Ida Nevasayneva: God bless me. I never had an issue with weight. If anything I had a problem keeping it on. I could eat and eat and eat whatever I wanted. Ballet kept me kept me thin and youthful beyond my years. I was dancing well into my 40s. But being six feet tall, I didn’t get lifted too much.

The Star: You are known to have had many lovers among ballet dancers and patrons. Would you care to name names?

Ida Nevasayneva: I could never do that to those people. The paparazzi would hound them to death. When I look back on those love affairs now, they were just flings, just brief encounters. I tried to keep my love life off the stage, but you know, people always talk. One day I’ll write my memoirs and tell all… about a certain N and a Mr. B and… oh, but you’re forcing it out of me.

The Star: Who would you compare yourself to among ballerinas of our time?

Ida Nevasayneva: But I’m beyond compare! I’m very old-world and very traditional. I have been studying ballet for a long, long time and ballet is my life. I wake up in the morning thinking about tendus. You can often see me waiting for the subway doing an arabesque. Oh yes, it’s been said I’m neurotic, that I’m high-strung and high maintenance, but that is what keeps me so vital and gives my performances that special je-ne-sais-quoi. They call me the prima diva. But I wouldn’t want you to think of me as arrogant or flashy.

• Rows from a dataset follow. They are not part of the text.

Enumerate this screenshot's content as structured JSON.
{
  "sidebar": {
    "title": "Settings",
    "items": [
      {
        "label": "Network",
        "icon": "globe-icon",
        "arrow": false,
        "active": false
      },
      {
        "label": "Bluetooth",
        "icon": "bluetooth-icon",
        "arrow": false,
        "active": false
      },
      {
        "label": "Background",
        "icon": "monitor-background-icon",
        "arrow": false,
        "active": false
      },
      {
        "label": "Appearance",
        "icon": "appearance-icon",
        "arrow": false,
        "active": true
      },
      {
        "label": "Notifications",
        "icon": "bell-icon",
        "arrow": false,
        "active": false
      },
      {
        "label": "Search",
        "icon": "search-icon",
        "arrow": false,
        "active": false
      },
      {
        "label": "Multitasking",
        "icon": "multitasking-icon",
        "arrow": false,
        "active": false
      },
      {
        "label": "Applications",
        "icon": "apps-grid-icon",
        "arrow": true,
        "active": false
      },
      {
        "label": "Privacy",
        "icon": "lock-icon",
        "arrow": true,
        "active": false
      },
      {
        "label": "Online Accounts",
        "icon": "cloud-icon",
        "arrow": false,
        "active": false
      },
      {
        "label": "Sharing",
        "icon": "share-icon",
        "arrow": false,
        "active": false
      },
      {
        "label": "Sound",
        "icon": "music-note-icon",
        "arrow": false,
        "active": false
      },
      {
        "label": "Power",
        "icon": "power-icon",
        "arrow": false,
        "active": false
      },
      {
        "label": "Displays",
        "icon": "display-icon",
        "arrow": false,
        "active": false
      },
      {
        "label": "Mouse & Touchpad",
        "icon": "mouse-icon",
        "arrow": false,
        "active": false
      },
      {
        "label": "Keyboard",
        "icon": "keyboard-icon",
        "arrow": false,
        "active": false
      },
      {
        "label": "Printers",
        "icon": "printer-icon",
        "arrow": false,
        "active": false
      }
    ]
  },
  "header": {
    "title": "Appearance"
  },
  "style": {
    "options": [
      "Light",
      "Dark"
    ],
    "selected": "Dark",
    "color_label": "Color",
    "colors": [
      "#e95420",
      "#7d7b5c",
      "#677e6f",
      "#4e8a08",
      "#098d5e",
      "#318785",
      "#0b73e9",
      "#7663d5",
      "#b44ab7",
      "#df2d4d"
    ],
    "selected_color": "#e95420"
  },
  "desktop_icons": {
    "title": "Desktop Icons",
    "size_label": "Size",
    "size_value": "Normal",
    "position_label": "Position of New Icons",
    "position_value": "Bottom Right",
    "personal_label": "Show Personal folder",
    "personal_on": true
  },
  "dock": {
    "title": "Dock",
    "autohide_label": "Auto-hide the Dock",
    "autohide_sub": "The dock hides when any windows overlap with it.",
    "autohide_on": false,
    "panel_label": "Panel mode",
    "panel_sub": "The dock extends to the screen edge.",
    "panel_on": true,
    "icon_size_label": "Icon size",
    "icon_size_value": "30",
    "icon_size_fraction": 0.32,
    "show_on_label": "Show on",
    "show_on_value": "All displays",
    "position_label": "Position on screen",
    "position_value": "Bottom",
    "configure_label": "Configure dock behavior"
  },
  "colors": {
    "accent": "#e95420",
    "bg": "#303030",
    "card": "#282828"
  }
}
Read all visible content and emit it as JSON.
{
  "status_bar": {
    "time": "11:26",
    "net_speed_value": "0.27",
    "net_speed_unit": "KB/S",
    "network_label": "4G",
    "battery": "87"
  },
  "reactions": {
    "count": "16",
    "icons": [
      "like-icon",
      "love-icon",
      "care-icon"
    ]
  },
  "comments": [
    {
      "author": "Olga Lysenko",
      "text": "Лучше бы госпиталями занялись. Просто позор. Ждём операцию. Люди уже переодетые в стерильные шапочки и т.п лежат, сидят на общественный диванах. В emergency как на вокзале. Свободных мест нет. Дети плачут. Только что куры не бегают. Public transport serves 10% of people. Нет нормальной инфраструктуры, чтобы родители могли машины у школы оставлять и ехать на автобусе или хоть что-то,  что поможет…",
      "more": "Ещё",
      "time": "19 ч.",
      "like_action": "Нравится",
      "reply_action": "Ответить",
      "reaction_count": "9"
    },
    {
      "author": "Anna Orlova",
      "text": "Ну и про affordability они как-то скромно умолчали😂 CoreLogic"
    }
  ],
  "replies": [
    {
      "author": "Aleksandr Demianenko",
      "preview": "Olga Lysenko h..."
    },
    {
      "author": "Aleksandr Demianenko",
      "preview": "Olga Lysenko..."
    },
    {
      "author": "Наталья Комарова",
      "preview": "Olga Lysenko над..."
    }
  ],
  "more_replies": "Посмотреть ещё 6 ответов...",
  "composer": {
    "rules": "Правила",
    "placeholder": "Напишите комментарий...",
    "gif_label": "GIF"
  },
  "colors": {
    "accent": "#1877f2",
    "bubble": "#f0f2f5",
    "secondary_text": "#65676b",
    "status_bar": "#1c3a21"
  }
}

The Star: So there are no other ballerinas you admire?

Ida Nevasayneva: Oh dear, yes, oh yes. There is Pavlova, who originated the role of The Dying Swan. She had such a great reputation was such an inspiration to me. And Plisetskaya, of course, and the Cuban dancer Alicia Alonso. I worship the ground she bourrés on.

The Star: Any other favourite roles?

Ida Nevasayneva: Taglione in Pas de Quatre. It always gave me so much pleasure. When I danced that I owned the stage. And of course I was such an inspiration for the young ones.

The Star: You are a legend. Tell us about your life story.

Ida Nevasayneva: I came out of the womb dancing. In my youth I was a heroine of the Revolution. Once, after effortlessly bourréeing across a minefield, I lobbed a loaded toe-shoe through the window of a capitalist bank. I was a grande etoile by the time I was in my mid-teens. It was my unusual character and my exceptional footwork. And I brought such intensity to my dramatic roles. Did you see me as Aurora in The Sleeping Beauty? It took three extra courtiers to carry me sleeping off the stage at the end of Act I. People left the theatre crying: I was more popular than Cats.

The Star: Can you tell us about how you defected to the West? Is it true that you flew into the arms of an American businessman after doing 14 fouettés and then a grand jeté over a turnstile at JFK?

Ida Nevasayneva: It was 17, actually and he never knew what hit him. America gave me a royal welcome. I have never regretted my spur-of-the-moment decision. But I still weep sometime for Russia, Russia, the Motherland.